TASK ITEM — Scan the listing below for the word "with" and copy every line that has it.
··········
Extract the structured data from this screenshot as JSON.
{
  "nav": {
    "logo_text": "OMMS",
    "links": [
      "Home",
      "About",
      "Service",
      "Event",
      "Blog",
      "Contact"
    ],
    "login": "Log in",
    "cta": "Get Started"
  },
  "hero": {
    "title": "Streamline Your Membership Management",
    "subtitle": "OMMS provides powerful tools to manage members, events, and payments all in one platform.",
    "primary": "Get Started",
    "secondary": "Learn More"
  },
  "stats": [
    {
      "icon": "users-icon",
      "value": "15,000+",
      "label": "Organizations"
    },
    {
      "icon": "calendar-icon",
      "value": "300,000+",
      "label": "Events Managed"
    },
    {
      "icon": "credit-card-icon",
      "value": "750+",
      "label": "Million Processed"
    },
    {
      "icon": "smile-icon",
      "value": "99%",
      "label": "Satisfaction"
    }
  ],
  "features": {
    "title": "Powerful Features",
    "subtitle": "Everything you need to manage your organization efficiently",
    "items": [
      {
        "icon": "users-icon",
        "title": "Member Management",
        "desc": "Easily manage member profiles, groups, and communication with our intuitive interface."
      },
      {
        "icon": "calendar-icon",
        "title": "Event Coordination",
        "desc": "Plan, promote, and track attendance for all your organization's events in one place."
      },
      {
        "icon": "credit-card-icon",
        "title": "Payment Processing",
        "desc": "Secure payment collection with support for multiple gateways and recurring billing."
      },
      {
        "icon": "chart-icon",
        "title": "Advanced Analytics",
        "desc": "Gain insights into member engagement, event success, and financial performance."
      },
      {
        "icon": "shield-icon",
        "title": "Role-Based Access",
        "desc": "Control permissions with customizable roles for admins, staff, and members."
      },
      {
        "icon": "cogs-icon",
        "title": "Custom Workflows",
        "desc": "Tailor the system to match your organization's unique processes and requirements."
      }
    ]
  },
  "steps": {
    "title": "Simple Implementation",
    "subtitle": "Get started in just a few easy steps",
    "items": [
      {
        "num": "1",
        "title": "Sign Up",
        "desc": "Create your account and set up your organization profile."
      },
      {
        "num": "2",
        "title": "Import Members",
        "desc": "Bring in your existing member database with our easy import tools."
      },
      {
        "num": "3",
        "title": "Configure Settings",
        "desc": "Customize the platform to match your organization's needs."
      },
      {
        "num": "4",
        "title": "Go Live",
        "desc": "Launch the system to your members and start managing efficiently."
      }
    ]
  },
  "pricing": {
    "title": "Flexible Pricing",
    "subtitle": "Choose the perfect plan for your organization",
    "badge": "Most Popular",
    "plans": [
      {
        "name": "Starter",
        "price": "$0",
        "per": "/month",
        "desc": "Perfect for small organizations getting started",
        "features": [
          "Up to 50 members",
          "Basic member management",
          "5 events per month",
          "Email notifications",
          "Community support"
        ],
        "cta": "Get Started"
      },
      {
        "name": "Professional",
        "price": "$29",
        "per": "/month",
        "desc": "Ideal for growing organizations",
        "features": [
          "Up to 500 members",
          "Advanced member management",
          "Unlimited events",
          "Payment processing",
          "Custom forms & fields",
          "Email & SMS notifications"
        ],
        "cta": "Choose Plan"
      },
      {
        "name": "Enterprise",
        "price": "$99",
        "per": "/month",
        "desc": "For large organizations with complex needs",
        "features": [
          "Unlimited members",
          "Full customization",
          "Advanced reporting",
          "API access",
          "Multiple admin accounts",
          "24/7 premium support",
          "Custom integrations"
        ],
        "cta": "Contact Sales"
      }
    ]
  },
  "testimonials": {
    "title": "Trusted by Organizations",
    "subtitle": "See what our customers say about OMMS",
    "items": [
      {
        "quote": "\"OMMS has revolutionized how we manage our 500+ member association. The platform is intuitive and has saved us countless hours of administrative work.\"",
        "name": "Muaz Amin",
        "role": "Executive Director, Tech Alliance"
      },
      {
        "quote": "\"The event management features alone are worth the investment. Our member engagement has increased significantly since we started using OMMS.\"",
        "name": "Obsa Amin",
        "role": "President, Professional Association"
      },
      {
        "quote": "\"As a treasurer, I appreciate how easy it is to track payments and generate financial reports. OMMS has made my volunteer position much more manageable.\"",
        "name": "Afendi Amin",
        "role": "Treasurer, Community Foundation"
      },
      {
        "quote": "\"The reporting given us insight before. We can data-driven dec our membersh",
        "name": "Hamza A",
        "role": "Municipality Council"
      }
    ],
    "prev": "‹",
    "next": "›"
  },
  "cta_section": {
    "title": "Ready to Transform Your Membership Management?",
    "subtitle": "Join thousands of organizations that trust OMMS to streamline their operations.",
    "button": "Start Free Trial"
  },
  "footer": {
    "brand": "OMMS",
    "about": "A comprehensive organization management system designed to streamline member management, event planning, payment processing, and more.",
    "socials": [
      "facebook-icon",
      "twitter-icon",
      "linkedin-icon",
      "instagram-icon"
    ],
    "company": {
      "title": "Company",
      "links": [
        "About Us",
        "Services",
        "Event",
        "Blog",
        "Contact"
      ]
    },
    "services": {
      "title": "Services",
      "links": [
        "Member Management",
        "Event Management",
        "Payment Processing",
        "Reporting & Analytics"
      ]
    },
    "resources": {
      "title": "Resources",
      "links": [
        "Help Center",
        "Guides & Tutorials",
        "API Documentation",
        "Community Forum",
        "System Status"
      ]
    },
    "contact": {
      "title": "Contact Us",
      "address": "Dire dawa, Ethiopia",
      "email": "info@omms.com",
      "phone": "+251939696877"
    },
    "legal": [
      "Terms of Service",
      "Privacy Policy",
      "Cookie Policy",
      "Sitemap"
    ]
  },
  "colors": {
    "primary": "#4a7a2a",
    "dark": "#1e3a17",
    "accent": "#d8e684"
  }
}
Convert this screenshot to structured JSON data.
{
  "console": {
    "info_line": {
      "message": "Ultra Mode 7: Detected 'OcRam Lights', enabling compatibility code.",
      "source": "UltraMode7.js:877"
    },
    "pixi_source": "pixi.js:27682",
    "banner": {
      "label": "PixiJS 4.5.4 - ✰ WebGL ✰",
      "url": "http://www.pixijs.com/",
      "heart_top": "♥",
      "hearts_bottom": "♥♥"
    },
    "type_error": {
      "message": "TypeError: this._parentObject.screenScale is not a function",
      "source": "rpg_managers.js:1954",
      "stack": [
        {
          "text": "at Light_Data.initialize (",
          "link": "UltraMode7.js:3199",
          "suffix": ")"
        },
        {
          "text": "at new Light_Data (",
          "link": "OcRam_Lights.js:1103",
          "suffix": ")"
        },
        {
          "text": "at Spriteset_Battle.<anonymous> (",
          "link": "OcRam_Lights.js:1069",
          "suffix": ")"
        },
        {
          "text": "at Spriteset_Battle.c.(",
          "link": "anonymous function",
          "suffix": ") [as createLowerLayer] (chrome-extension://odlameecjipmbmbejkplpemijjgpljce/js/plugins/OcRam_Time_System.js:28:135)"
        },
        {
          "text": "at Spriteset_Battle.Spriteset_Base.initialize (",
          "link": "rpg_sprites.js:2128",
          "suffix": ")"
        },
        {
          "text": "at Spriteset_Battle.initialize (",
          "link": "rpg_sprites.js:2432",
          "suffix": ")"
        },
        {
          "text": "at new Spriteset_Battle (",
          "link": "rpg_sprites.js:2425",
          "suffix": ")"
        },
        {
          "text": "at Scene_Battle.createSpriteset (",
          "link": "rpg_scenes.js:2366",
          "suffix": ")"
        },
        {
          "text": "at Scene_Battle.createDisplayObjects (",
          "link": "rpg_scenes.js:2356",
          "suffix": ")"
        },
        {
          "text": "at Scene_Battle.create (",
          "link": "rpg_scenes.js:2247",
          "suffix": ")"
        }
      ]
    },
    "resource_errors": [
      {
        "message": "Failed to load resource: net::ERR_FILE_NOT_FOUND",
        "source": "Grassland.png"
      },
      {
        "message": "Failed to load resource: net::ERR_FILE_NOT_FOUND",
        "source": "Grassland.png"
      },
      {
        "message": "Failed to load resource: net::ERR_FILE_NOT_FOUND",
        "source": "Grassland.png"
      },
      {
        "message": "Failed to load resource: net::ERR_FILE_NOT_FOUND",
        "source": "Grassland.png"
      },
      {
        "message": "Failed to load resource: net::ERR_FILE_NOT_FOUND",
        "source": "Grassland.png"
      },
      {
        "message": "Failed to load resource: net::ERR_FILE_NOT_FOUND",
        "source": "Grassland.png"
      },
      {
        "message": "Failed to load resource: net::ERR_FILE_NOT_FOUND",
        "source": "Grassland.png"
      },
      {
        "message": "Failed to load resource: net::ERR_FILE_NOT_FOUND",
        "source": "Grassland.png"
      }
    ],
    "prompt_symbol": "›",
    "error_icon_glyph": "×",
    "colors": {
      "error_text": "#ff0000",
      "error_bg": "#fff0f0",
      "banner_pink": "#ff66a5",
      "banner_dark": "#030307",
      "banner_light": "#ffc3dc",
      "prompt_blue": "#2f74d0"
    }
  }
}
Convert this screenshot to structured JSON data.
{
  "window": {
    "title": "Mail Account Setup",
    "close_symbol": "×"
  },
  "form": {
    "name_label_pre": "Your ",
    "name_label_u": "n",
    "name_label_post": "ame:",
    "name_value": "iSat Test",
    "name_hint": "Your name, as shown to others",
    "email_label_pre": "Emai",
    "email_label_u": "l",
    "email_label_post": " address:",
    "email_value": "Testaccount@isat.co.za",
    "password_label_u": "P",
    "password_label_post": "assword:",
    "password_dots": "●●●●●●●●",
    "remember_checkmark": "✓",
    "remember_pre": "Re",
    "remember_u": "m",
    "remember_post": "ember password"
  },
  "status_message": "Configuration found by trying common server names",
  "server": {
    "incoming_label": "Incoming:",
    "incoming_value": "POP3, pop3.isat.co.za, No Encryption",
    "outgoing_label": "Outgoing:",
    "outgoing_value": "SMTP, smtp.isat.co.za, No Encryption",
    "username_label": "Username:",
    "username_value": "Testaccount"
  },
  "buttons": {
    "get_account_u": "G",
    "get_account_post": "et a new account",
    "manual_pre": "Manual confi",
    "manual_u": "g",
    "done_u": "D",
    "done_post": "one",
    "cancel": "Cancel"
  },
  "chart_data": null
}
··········
ANSWER —
        "desc": "Easily manage member profiles, groups, and communication with our intuitive interface."
        "desc": "Secure payment collection with support for multiple gateways and recurring billing."
        "desc": "Control permissions with customizable roles for admins, staff, and members."
        "desc": "Bring in your existing member database with our easy import tools."
        "desc": "For large organizations with complex needs",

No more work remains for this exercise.